The movement celebrated a shock success in 2013's general election when it snapped up a whopping 25.5 percent of the votes, becoming the second biggest political force behind the centre-left Democratic Party.
“Today we are ready, much more than in 2013,” Luigi di Maio, one of Five Star's most prominent members, told AFP.
Di Maio, 29 years old and the youngest deputy president of the lower house of parliament in Italian history, has become the new face of the movement, displacing its loud and truculent founder, who is now rarely seen in public.
The pair could not be more different: where bearded, wild-eyed Grillo, 67, shouted abuse to rouse the crowds, Di Maio, who hails from Naples and studied law, speaks quietly but firmly and dresses in an impeccable suit and tie, never a hair out of place.
He has tried to restore credibility to the Five Star (M5S) after a fallout within the party forced the ex-comic to take a step back.
While Grillo called last October for the country to leave the euro “as soon as possible”, Di Maio is more prudent – perhaps having watched Greece teeter on the edge of a “Grexit”, which some warned could force the country to exit from the European Union.
“Our line doesn't foresee a straightforward exit from the euro”, he says, insisting that it would only ever be considered if the common currency “continues to strangle our economy”.
The party would like a reformed eurozone but believes centre-left Prime Minister Matteo Renzi lacks “the authority” in Europe to make that happen.
Renzi, 40, is the Five Star's main adversary in the run-up to the next general election, scheduled to be held in 2018. And Di Maio – who began following Grillo back in 2007 – is often named by political watchers as the man to challenge the PM.
Along with the “Grillini”, as the movement's members are known, the party's leaders have some tricks up their sleeve to woo voters.
On the up
In the 16 municipalities run by the Five Star, including Livorno and Parma, the party has already implemented a popular scheme whereby citizens can choose how a portion of their taxes are allocated.
Those elected, from local seats to the European parliament, have also renounced half their salaries for the past two years, a move Di Maio says has saved some €10 million which have been given as microcredit to small businesses.
“Around 8,000 (such companies) will have been helped by the end of the year,” he said.
Though the movement has been accused of “populism”, he shrugs off the label, describing the party's programme as a “concrete project based on voters' concerns, with financially assured proposals”, such as a plan to introduce a minimum wage.
The Five Star party “continues to grow because Italian politics continues to be a 'rubber wall'”, he says, describing the way the hopes and ambitions of the population appear to bounce straight off the walls of power and disappear into nothing.

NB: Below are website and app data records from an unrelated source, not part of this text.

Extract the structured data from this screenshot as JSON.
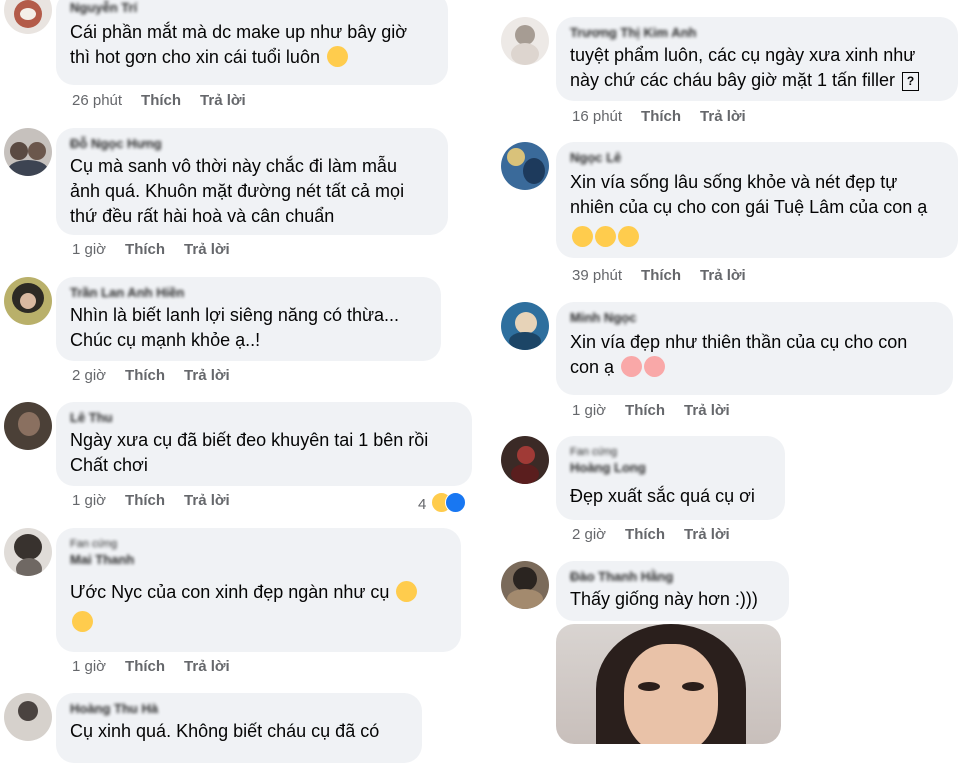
{
  "left_comments": [
    {
      "name": "Nguyễn Trí",
      "text": "Cái phần mắt mà dc make up như bây giờ\nthì hot gơn cho xin cái tuổi luôn",
      "time": "26 phút",
      "like": "Thích",
      "reply": "Trả lời"
    },
    {
      "name": "Đỗ Ngọc Hưng",
      "text": "Cụ mà sanh vô thời này chắc đi làm mẫu\nảnh quá. Khuôn mặt đường nét tất cả mọi\nthứ đều rất hài hoà và cân chuẩn",
      "time": "1 giờ",
      "like": "Thích",
      "reply": "Trả lời"
    },
    {
      "name": "Trần Lan Anh Hiền",
      "text": "Nhìn là biết lanh lợi siêng năng có thừa...\nChúc cụ mạnh khỏe ạ..!",
      "time": "2 giờ",
      "like": "Thích",
      "reply": "Trả lời"
    },
    {
      "name": "Lê Thu",
      "text": "Ngày xưa cụ đã biết đeo khuyên tai 1 bên rồi\nChất chơi",
      "time": "1 giờ",
      "like": "Thích",
      "reply": "Trả lời",
      "reaction_count": "4"
    },
    {
      "name": "Fan cứng",
      "name2": "Mai Thanh",
      "text": "Ước Nyc của con xinh đẹp ngàn như cụ",
      "time": "1 giờ",
      "like": "Thích",
      "reply": "Trả lời"
    },
    {
      "name": "Hoàng Thu Hà",
      "text": "Cụ xinh quá. Không biết cháu cụ đã có",
      "time": "",
      "like": "",
      "reply": ""
    }
  ],
  "right_comments": [
    {
      "name": "Trương Thị Kim Anh",
      "text": "tuyệt phẩm luôn, các cụ ngày xưa xinh như\nnày chứ các cháu bây giờ mặt 1 tấn filler",
      "time": "16 phút",
      "like": "Thích",
      "reply": "Trả lời"
    },
    {
      "name": "Ngọc Lê",
      "text": "Xin vía sống lâu sống khỏe và nét đẹp tự\nnhiên của cụ cho con gái Tuệ Lâm của con ạ",
      "time": "39 phút",
      "like": "Thích",
      "reply": "Trả lời"
    },
    {
      "name": "Minh Ngọc",
      "text": "Xin vía đẹp như thiên thần của cụ cho con\ncon ạ",
      "time": "1 giờ",
      "like": "Thích",
      "reply": "Trả lời"
    },
    {
      "name": "Fan cứng",
      "name2": "Hoàng Long",
      "text": "Đẹp xuất sắc quá cụ ơi",
      "time": "2 giờ",
      "like": "Thích",
      "reply": "Trả lời"
    },
    {
      "name": "Đào Thanh Hằng",
      "text": "Thấy giống này hơn :)))",
      "time": "",
      "like": "",
      "reply": ""
    }
  ],
  "colors": {
    "bubble": "#f0f2f5",
    "meta": "#65676b",
    "text": "#050505",
    "emoji": "#ffcc4d",
    "like_blue": "#1877f2"
  },
  "icons": {
    "qbox": "?"
  }
}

Polls published this week show the Five Star gaining ground on the Democratic Party, with 25 percent of those polled now favouring the anti-establishment movement compared to 34 percent for Renzi's party, which has dropped in popularity since last year.

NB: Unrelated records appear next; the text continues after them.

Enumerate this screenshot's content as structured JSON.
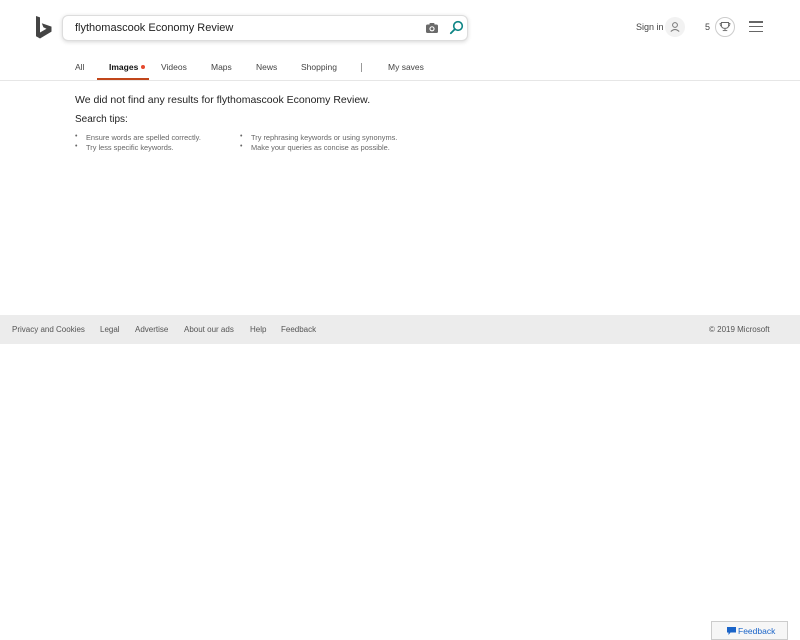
{
  "search": {
    "query": "flythomascook Economy Review"
  },
  "header": {
    "sign_in": "Sign in",
    "rewards_count": "5",
    "icons": {
      "logo": "bing-logo",
      "camera": "camera-icon",
      "search": "search-icon",
      "avatar": "user-icon",
      "rewards": "trophy-icon",
      "menu": "hamburger-menu-icon"
    }
  },
  "tabs": [
    {
      "label": "All"
    },
    {
      "label": "Images"
    },
    {
      "label": "Videos"
    },
    {
      "label": "Maps"
    },
    {
      "label": "News"
    },
    {
      "label": "Shopping"
    },
    {
      "label": "My saves"
    }
  ],
  "tab_separator": "|",
  "active_tab": "Images",
  "content": {
    "no_results": "We did not find any results for flythomascook Economy Review.",
    "tips_title": "Search tips:",
    "tips_left": [
      "Ensure words are spelled correctly.",
      "Try less specific keywords."
    ],
    "tips_right": [
      "Try rephrasing keywords or using synonyms.",
      "Make your queries as concise as possible."
    ]
  },
  "footer": {
    "links": [
      "Privacy and Cookies",
      "Legal",
      "Advertise",
      "About our ads",
      "Help",
      "Feedback"
    ],
    "copyright": "© 2019 Microsoft"
  },
  "feedback_button": {
    "label": "Feedback"
  },
  "colors": {
    "accent_underline": "#c1461a",
    "notification_dot": "#e5492e",
    "search_icon": "#0c8484",
    "feedback_blue": "#1a64c8"
  }
}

The movement is keen to seize the moment to make its mark – especially now that even the left has been hit by corruption scandals.
“It seems to us that we are elected when the Italians see all the nastiness the (mainstream) political world is capable of,” he says.
His mobile phone beeps. A breaking news alert tells him that the Senate has just voted to protect a centre-right senator suspected of graft, fraud and racketeering, by refusing to strip him of his political immunity.
The vote passed thanks to several members of the centre-left Democratic Party, who were afterwards accused of having saved the senator's skin because they had received favours from him when he was chair of the budget committee.
“You see, things never change,” Di Maio says with a smile.